The fourth and final limitation our experimental design is the possibility that MTurk participants may not be as attentive as in-lab participants. To guard against this, we used an attention check and excluded any participants who failed it. We also used two items designed to encourage participants to pay attention by reminding them that they would be asked to write about the content of the vignette they read. While these measures can obviously not guarantee participants are paying attention, we’d like to think that they reduce the likelihood of inattention. Additionally, many lab tasks that are particularly susceptible to lapses in attention have been replicated using MTurk populations, including tasks that depend on difference in reaction times on the scale of milliseconds (e.g., Erikson Flanker tasks) and memory tasks that are heavily attention-dependent (see Woods, et al., 2015 for a review).

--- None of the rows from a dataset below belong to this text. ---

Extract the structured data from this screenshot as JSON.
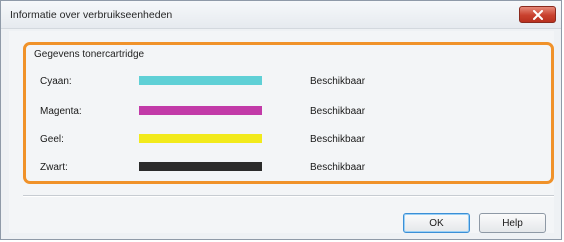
{
  "window": {
    "title": "Informatie over verbruikseenheden",
    "close_glyph": "✕"
  },
  "group": {
    "title": "Gegevens tonercartridge"
  },
  "toners": [
    {
      "name": "Cyaan:",
      "color": "#5fd0d6",
      "status": "Beschikbaar"
    },
    {
      "name": "Magenta:",
      "color": "#c23aa8",
      "status": "Beschikbaar"
    },
    {
      "name": "Geel:",
      "color": "#f2ea1c",
      "status": "Beschikbaar"
    },
    {
      "name": "Zwart:",
      "color": "#2b2b2b",
      "status": "Beschikbaar"
    }
  ],
  "buttons": {
    "ok": "OK",
    "help": "Help"
  },
  "colors": {
    "highlight": "#f0922a",
    "close": "#c9412e"
  }
}
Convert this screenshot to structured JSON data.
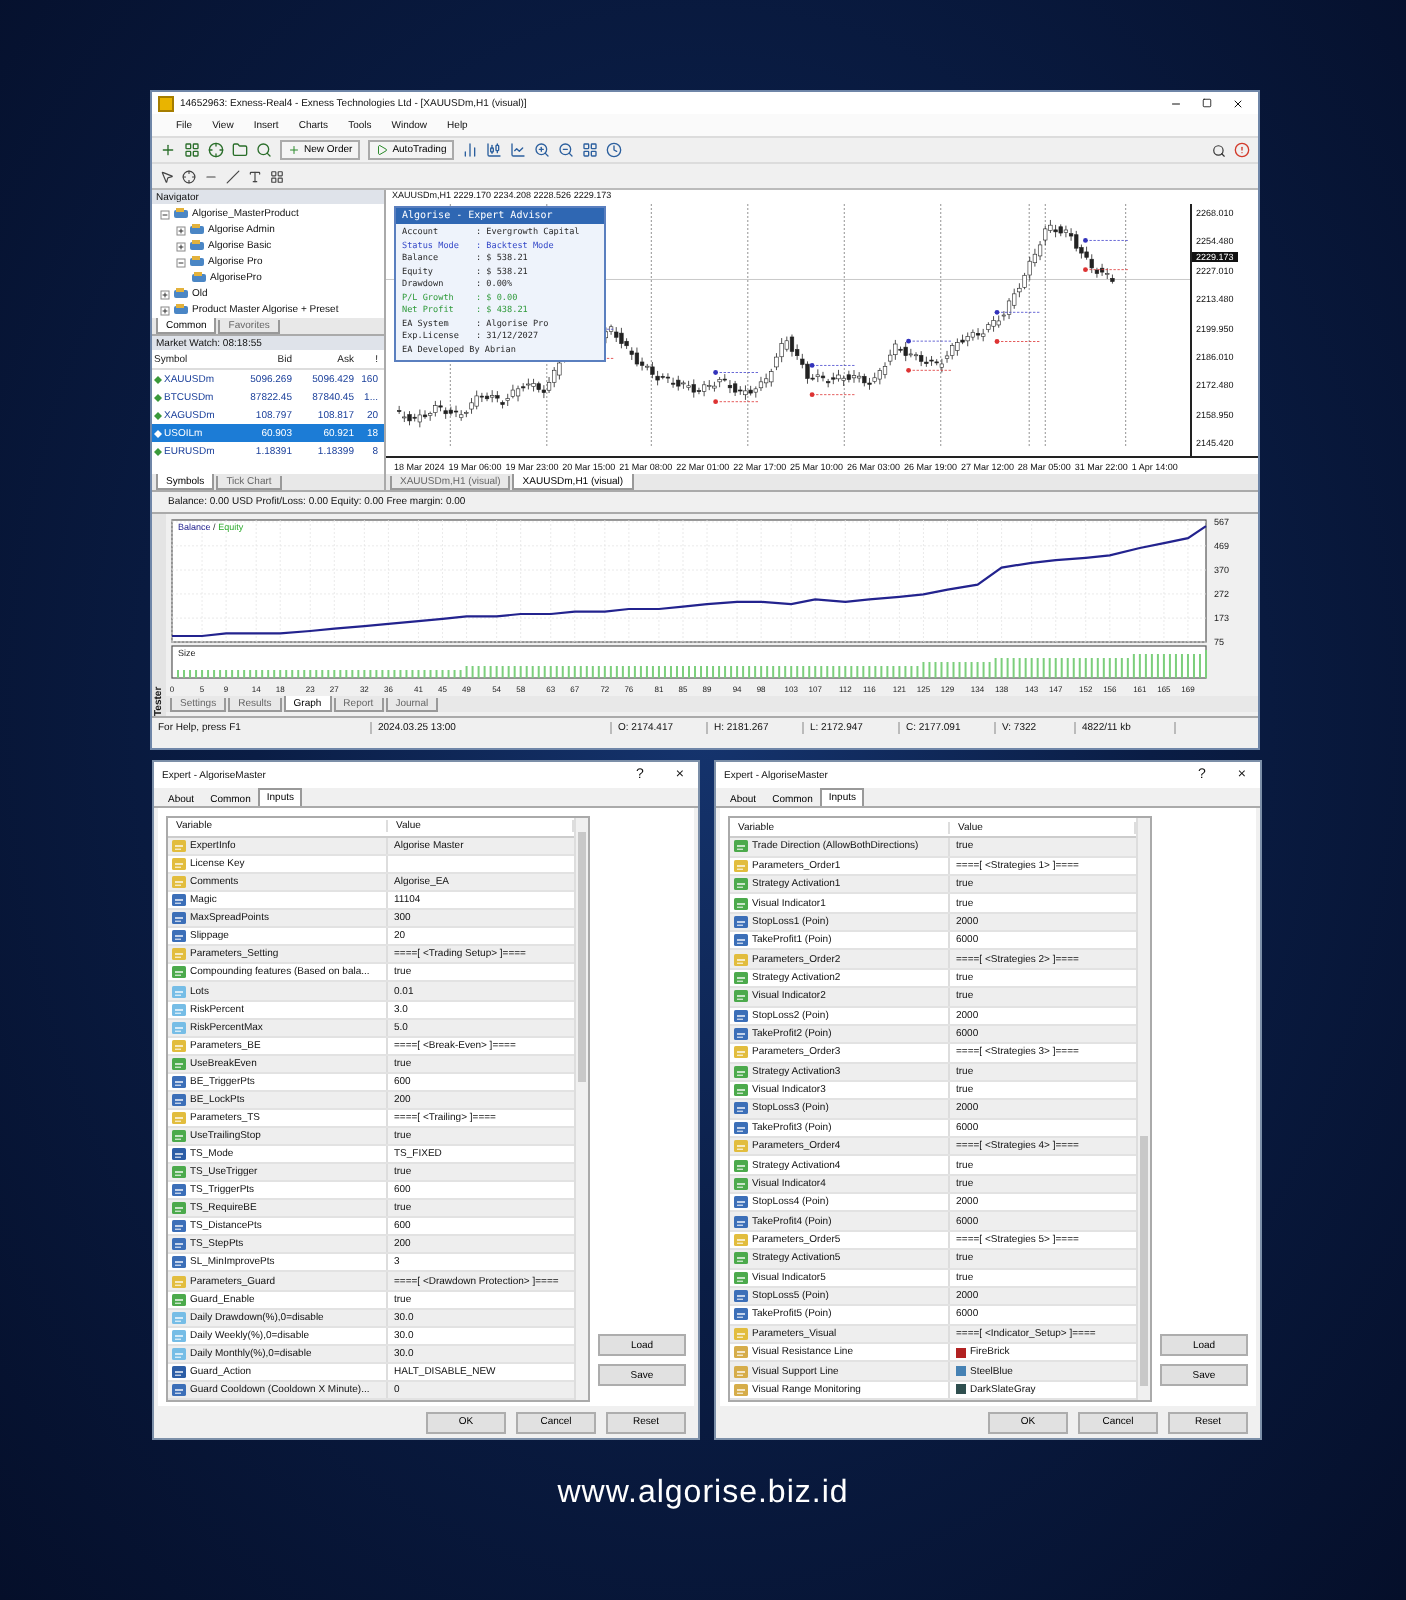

Setting these limitations aside, we nevertheless think we have made a valuable contribution to the literature on the relationship between free will beliefs and moral behavior. Minimally, our findings serve as a cautionary tale for those who fret that challenging free will beliefs might undermine public morality. Future research on this front will have to take into consideration the difficulty of replicating both standard manipulations of belief in free will and the purported link between free will skepticism and morality. Contrary to our initial expectations, the association between free will beliefs and moral behavior appears to be elusive. As such, worries about the purported erosion of societal mores in the wake of recent advances in neuroscience are likely to be misplaced. The belief in free will appears to be more stable, robust, and resistant to challenge than earlier work suggests. While some scientists may think that their research undermines the traditional picture of agency and responsibility, public beliefs on this front are likely to be relatively slow to change. Even if beliefs about free will were to incrementally change, given the lack of association between dispositional free will beliefs and moral behavior reported by Crone and Levy (2018), it is unclear that people would have difficulty integrating such beliefs into a coherent worldview that permits the same level of moral behavior.